Hello again, sooty!
Advice: make a sketch . . .
1. The surface area of a cube is increasing at a rate of 20 cm²/hr.
Find the rate (in cm³/hr) of change in the volume of the cube
and use it to compute the rate of change in the volume when the side of the cube is of length 10.
I won't make a sketch for the cube; we know what one looks like, right?
Let = side of the cube.
We are asked for the rate of change of the volume: .
The volume of a cube is: .
. . Differentiate with respect to time: . 
The left side is what we want. .If we know everything on the right side, we're golden.
We are told that: . . . but they didn't tell us
. . Instead they said the surface area is changing at 20 cm²/hr: .
Okay, we know the area of a cube . . . six faces, each with an area of
. . So we have: .
. . Then: .
Substitute into : .
Therefore, when cm³/hr.
2. A spectator standing at a distance of 3000 m from a lauch site, is observing a rocket launch.
The rocket is launched vertically and is rising at a rate of 300 m/sec.

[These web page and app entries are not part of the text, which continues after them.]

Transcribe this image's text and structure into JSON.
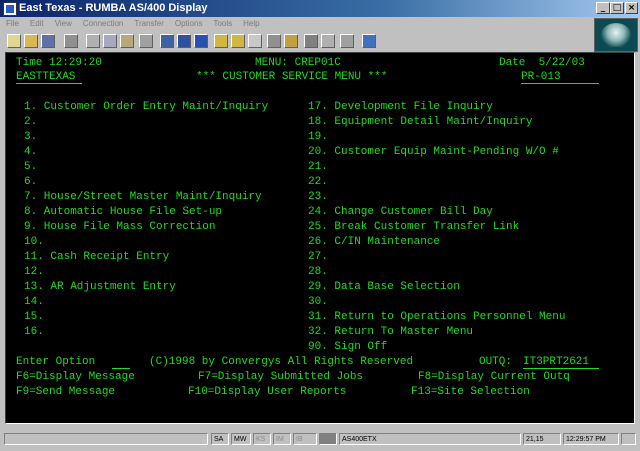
{
  "window": {
    "title": "East Texas - RUMBA AS/400 Display"
  },
  "menubar": [
    "File",
    "Edit",
    "View",
    "Connection",
    "Transfer",
    "Options",
    "Tools",
    "Help"
  ],
  "toolbar_icons": [
    "new-session-icon",
    "open-icon",
    "save-icon",
    "print-icon",
    "cut-icon",
    "copy-icon",
    "paste-icon",
    "clear-icon",
    "connect-icon",
    "disconnect-icon",
    "transfer-icon",
    "send-file-icon",
    "receive-file-icon",
    "macro-icon",
    "record-macro-icon",
    "keyboard-map-icon",
    "hotspot-icon",
    "options-icon",
    "about-icon"
  ],
  "screen": {
    "time_line": "Time 12:29:20",
    "menu_line": "MENU: CREP01C",
    "date_line": "Date  5/22/03",
    "company": "EASTTEXAS",
    "heading": "*** CUSTOMER SERVICE MENU ***",
    "screen_id": "PR-013",
    "left_items": [
      "1. Customer Order Entry Maint/Inquiry",
      "2.",
      "3.",
      "4.",
      "5.",
      "6.",
      "7. House/Street Master Maint/Inquiry",
      "8. Automatic House File Set-up",
      "9. House File Mass Correction",
      "10.",
      "11. Cash Receipt Entry",
      "12.",
      "13. AR Adjustment Entry",
      "14.",
      "15.",
      "16."
    ],
    "right_items": [
      "17. Development File Inquiry",
      "18. Equipment Detail Maint/Inquiry",
      "19.",
      "20. Customer Equip Maint-Pending W/O #",
      "21.",
      "22.",
      "23.",
      "24. Change Customer Bill Day",
      "25. Break Customer Transfer Link",
      "26. C/IN Maintenance",
      "27.",
      "28.",
      "29. Data Base Selection",
      "30.",
      "31. Return to Operations Personnel Menu",
      "32. Return To Master Menu",
      "90. Sign Off"
    ],
    "enter_option_label": "Enter Option",
    "copyright": "(C)1998 by Convergys All Rights Reserved",
    "outq_label": "OUTQ:",
    "outq_value": "IT3PRT2621",
    "fkeys_row1": [
      "F6=Display Message",
      "F7=Display Submitted Jobs",
      "F8=Display Current Outq"
    ],
    "fkeys_row2": [
      "F9=Send Message",
      "F10=Display User Reports",
      "F13=Site Selection"
    ]
  },
  "statusbar": {
    "sa": "SA",
    "mw": "MW",
    "ks": "KS",
    "im": "IM",
    "ib": "IB",
    "session": "AS400ETX",
    "cursor": "21,15",
    "clock": "12:29:57 PM"
  },
  "colors": {
    "screen_bg": "#000000",
    "screen_text": "#1edd1e",
    "titlebar": "#0a246a"
  }
}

When its altitude is 4,000 m, how fast is the distance between the rocket
and the spectator changing at that instant?
x * :
* : y

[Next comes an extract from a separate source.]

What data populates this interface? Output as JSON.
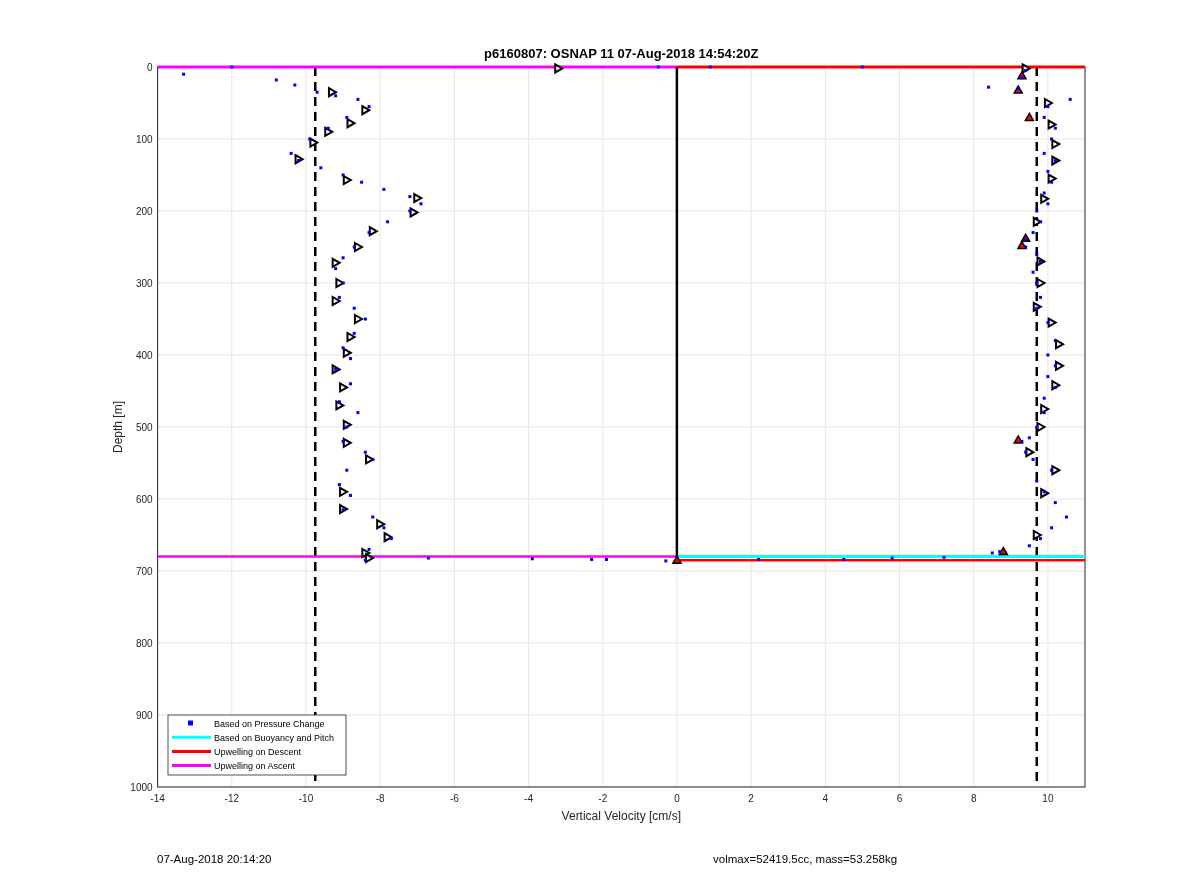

- * - - - - - - - - - - - * -
S 3000 L
The spectator is at S, the launch site is L, the rocket is at R.
We are told that .
Let , the height of the rocket.
And let , the distance of the rocket from the spectator.
. . And we want .
We need an equation that ties together all those factors.
We have a right triangle . . . How about Pythagorus?
Pythagorus says: .
Differentiate with respect to time: .
So we have: . 
The left side is what we want . . . Do we know everything on the right side?
We know that, at that particular instant . . . the height is 4000 m:
. . and the rocket is rising at 300 m/sec: . . . um, we don't know .
But we can find . . . We have a right triangle with legs of 3000 and 4000.
. . Hence: .
Substitute into : . m/sec.